▸ Data for this task:
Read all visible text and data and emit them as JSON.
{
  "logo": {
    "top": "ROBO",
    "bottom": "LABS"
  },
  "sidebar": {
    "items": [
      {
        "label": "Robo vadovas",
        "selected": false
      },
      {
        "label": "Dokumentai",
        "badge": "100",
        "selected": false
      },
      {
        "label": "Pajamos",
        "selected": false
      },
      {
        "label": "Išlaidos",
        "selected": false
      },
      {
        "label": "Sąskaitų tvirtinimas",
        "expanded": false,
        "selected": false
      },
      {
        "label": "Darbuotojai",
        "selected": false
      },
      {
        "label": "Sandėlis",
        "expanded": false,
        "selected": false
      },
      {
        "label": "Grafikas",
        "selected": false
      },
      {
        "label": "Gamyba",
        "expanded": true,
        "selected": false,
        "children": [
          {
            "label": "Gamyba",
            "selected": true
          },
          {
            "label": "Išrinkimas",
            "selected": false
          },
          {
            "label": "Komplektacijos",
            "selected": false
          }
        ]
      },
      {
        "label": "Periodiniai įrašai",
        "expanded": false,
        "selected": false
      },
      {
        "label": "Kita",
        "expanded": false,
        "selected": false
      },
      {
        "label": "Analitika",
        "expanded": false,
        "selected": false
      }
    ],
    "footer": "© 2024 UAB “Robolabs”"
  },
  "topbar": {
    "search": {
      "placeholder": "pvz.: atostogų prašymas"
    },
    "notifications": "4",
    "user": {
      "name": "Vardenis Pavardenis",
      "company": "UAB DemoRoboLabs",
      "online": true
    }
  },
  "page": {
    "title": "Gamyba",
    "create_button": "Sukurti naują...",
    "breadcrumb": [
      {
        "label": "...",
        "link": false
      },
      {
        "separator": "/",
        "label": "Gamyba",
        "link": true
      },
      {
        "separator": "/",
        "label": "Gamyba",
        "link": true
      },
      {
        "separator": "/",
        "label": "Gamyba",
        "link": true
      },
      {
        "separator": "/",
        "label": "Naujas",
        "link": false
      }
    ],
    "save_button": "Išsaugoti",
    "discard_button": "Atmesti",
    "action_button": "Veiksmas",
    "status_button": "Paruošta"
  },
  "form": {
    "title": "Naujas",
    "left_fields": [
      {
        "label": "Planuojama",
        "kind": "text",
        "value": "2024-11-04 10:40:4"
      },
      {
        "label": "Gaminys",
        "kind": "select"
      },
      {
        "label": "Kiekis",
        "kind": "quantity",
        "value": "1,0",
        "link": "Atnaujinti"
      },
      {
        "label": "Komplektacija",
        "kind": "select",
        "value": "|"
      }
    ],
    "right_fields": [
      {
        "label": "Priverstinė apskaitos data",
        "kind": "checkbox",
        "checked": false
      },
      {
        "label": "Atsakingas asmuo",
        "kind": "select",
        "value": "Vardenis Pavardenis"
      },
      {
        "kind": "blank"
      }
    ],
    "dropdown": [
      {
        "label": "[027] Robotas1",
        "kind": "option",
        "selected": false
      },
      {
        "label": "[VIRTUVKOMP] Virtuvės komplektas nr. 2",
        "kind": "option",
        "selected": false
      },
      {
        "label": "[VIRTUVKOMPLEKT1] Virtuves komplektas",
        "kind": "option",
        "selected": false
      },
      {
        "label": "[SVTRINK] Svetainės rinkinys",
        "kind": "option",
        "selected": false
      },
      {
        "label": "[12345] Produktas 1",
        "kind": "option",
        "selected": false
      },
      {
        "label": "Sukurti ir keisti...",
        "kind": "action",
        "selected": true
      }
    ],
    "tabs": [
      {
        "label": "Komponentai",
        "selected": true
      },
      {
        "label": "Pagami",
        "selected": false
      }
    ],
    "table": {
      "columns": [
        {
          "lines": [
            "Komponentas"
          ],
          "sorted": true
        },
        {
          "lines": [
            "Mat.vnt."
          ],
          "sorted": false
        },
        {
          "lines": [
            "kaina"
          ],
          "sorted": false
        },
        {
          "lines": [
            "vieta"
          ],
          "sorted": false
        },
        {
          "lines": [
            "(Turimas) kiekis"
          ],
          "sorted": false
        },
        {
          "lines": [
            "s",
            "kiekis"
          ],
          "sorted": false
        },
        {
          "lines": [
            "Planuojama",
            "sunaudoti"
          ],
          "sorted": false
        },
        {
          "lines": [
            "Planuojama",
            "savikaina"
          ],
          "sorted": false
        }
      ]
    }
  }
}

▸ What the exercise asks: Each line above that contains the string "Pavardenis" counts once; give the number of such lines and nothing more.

▸ Answer space: 2